And oh yeah, it appears that three scoreless innings in a row did NOT mean that Aaron Crow was magically fixed. He gave up two walks, a double, and two runs in his last outing, turning a one-run deficit into a three-run deficit. Yeah, he got squeezed on the strike zone, and yeah, Hosmer could have made a play on the double, but that’s what happens when the ball is put in play – and of the six batters Crow faced, none struck out. He’s struck out two of the 16 batters he’s faced since he returned from the minors.
Jason Frasor, oh by the way, pitched last night with the Royals down two runs, and struck out the side. At least Greg Holland is back.
If you’ve made it this far, you deserve some some good news, here’s some. See, officially, the longest streak of six or fewer runs in Royals history is 29 games, accomplished both in 1969 and 1984. But in fact, the longest streak ever was 33 games. On September 15th, 1985, the Royals beat the A’s in the second game of a doubleheader, 7-2. They wouldn’t score seven runs in a game again until…Game 7 of the World Series. A lineup that was historically impotent didn’t keep the Royals from cliniching the AL West, winning the ALCS, or putting them in position to clinch a world championship. All it took was one of the best young rotations of my lifetime.
This isn’t the first time someone has found parallels between this year’s Royals team and the one that won a world championship. If the Royals reach the playoffs, they have the pitching and the defense to be a formidable opponent even with an offense that is on life support.
But first they have to get there.

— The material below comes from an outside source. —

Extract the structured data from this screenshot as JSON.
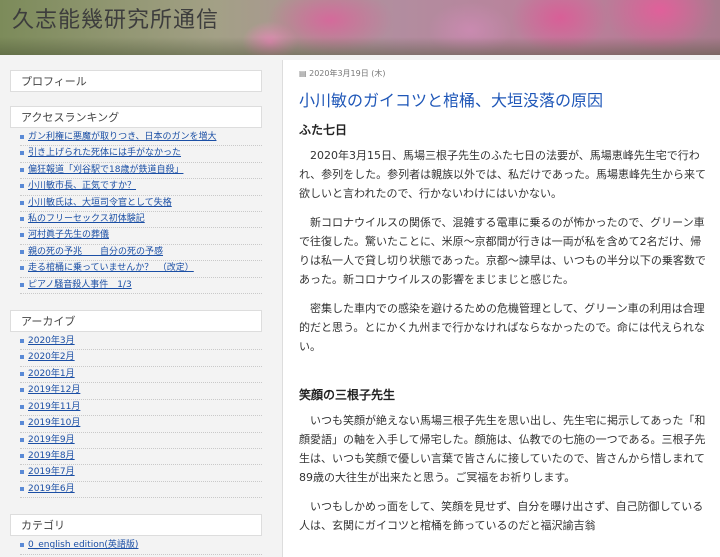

If their offense doesn’t get in gear soon, the comparisons to the 1985 Royals will end with the regular season.